“I don’t feel Elon has those Tesla workers’ best interest in his heart. That’s my opinion,” said Branton Phillips, a material handler for Tesla’s production control in the Freemont factory.
Tesla did not immediately respond to a request for comment.
But the coronavirus threat is real, particularly in well-ventilated, enclosed workspaces, such as factories, in which employees need to work closely with one another. Some of America’s worst outbreaks have taken place at meatpacking facilities, where workers are in close quarters.

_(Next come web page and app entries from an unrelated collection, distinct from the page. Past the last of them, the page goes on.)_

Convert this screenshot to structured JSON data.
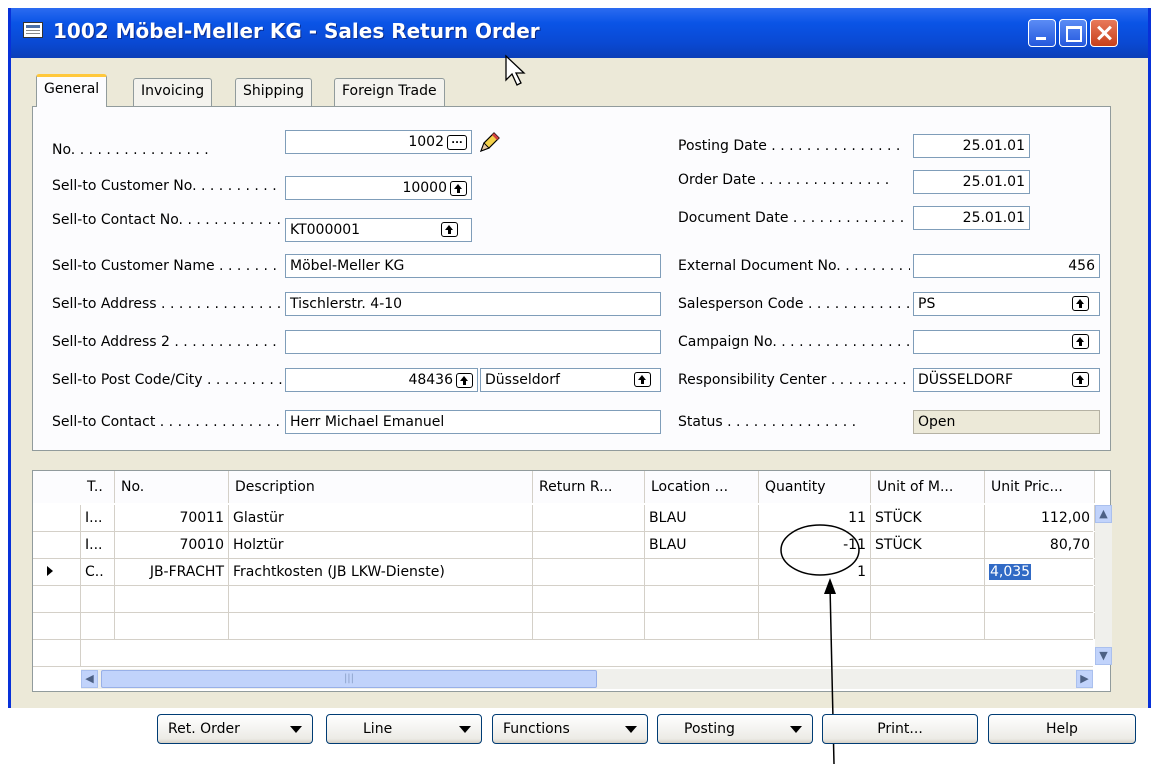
{
  "window": {
    "title": "1002 Möbel-Meller KG - Sales Return Order"
  },
  "tabs": [
    "General",
    "Invoicing",
    "Shipping",
    "Foreign Trade"
  ],
  "general": {
    "no": {
      "label": "No.",
      "value": "1002"
    },
    "sell_to_customer_no": {
      "label": "Sell-to Customer No.",
      "value": "10000"
    },
    "sell_to_contact_no": {
      "label": "Sell-to Contact No.",
      "value": "KT000001"
    },
    "sell_to_customer_name": {
      "label": "Sell-to Customer Name",
      "value": "Möbel-Meller KG"
    },
    "sell_to_address": {
      "label": "Sell-to Address",
      "value": "Tischlerstr. 4-10"
    },
    "sell_to_address_2": {
      "label": "Sell-to Address 2",
      "value": ""
    },
    "sell_to_post_code_city": {
      "label": "Sell-to Post Code/City",
      "post_code": "48436",
      "city": "Düsseldorf"
    },
    "sell_to_contact": {
      "label": "Sell-to Contact",
      "value": "Herr Michael Emanuel"
    },
    "posting_date": {
      "label": "Posting Date",
      "value": "25.01.01"
    },
    "order_date": {
      "label": "Order Date",
      "value": "25.01.01"
    },
    "document_date": {
      "label": "Document Date",
      "value": "25.01.01"
    },
    "external_document_no": {
      "label": "External Document No.",
      "value": "456"
    },
    "salesperson_code": {
      "label": "Salesperson Code",
      "value": "PS"
    },
    "campaign_no": {
      "label": "Campaign No.",
      "value": ""
    },
    "responsibility_center": {
      "label": "Responsibility Center",
      "value": "DÜSSELDORF"
    },
    "status": {
      "label": "Status",
      "value": "Open"
    }
  },
  "lines": {
    "columns": [
      "T..",
      "No.",
      "Description",
      "Return R...",
      "Location ...",
      "Quantity",
      "Unit of M...",
      "Unit Pric..."
    ],
    "rows": [
      {
        "type": "I...",
        "no": "70011",
        "description": "Glastür",
        "return_reason": "",
        "location": "BLAU",
        "quantity": "11",
        "uom": "STÜCK",
        "unit_price": "112,00"
      },
      {
        "type": "I...",
        "no": "70010",
        "description": "Holztür",
        "return_reason": "",
        "location": "BLAU",
        "quantity": "-11",
        "uom": "STÜCK",
        "unit_price": "80,70"
      },
      {
        "type": "C..",
        "no": "JB-FRACHT",
        "description": "Frachtkosten (JB LKW-Dienste)",
        "return_reason": "",
        "location": "",
        "quantity": "1",
        "uom": "",
        "unit_price": "4,035"
      }
    ]
  },
  "buttons": {
    "ret_order": "Ret. Order",
    "line": "Line",
    "functions": "Functions",
    "posting": "Posting",
    "print": "Print...",
    "help": "Help"
  }
}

To keep factory workers safe, Tesla said it will take employees’ temperatures, reduce the number of people working particular shifts, distribute protective equipment, regularly clean the factory and enforce social distancing.

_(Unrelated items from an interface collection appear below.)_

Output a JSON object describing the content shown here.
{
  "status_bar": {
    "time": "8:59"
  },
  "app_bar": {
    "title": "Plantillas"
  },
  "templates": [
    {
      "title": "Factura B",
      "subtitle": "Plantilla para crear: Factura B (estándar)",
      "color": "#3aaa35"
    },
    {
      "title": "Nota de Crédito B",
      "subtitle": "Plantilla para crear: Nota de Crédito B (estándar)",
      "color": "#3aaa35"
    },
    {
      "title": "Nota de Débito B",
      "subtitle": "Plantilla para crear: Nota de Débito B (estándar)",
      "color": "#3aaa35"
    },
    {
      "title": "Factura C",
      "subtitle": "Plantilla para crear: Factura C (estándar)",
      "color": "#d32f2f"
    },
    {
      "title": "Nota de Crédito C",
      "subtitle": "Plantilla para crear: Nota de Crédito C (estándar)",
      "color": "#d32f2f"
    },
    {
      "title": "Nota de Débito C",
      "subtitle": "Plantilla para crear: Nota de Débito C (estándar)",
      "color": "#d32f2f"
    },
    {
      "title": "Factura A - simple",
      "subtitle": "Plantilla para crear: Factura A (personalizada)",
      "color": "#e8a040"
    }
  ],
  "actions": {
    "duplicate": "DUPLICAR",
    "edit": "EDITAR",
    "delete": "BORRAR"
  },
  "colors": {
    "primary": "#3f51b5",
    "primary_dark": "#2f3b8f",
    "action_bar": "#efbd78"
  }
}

Phillips said he’s concerned the company’s safety protocols will be insufficient.
“This is going to be a monumental undertaking,” he said. “And I’m sure they’re trying their best. It’s just not going to be completely possible to completely social distance. That is just going to be a fact.”

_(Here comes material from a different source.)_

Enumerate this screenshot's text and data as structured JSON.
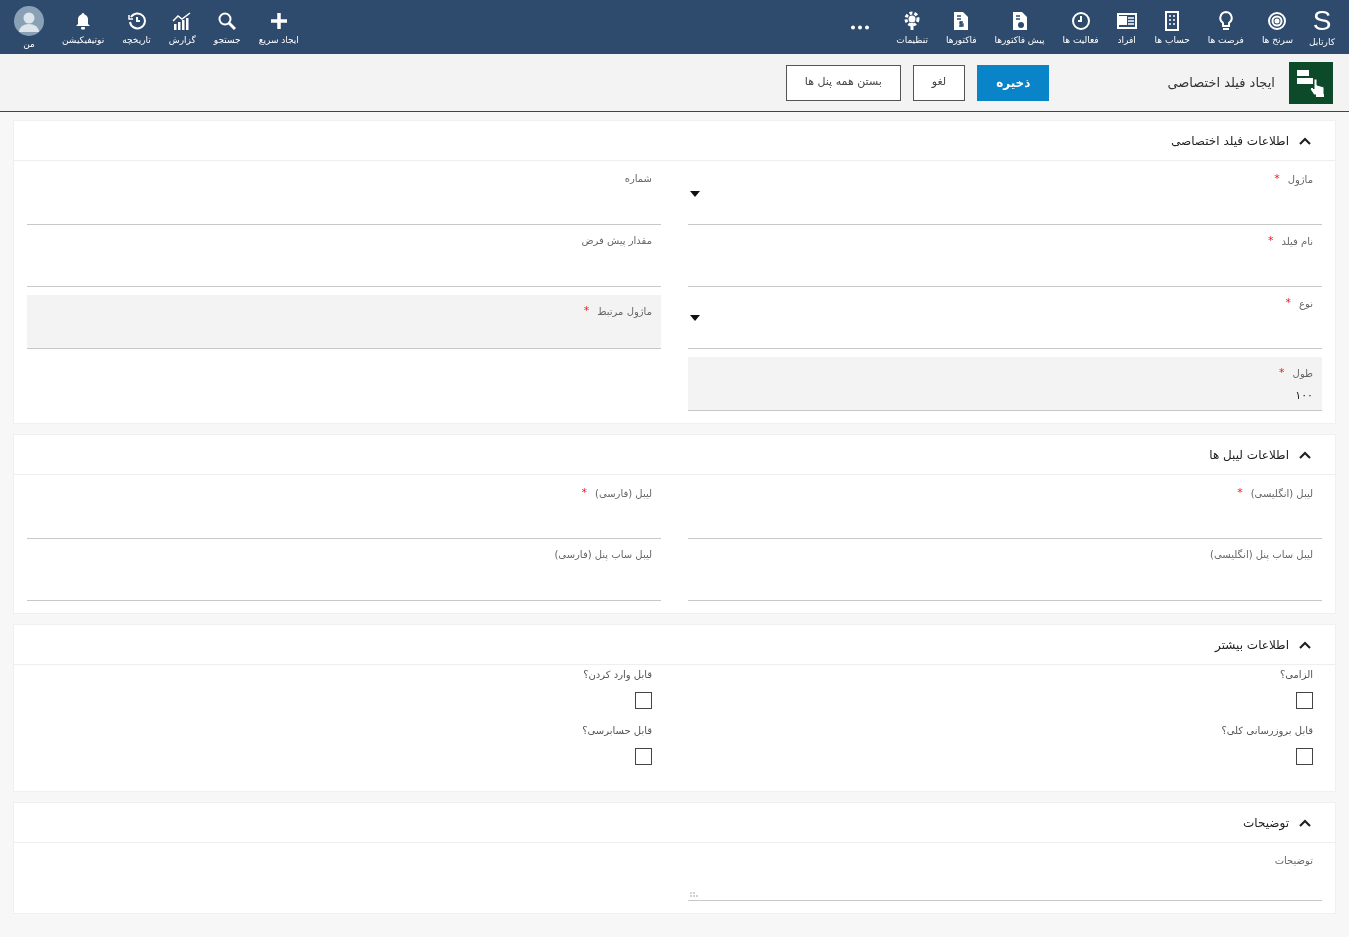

Phillips believes that many other employees share his concerns. However, Phillips plans to return to work Monday when the factory reopens. He said he needs to make a living.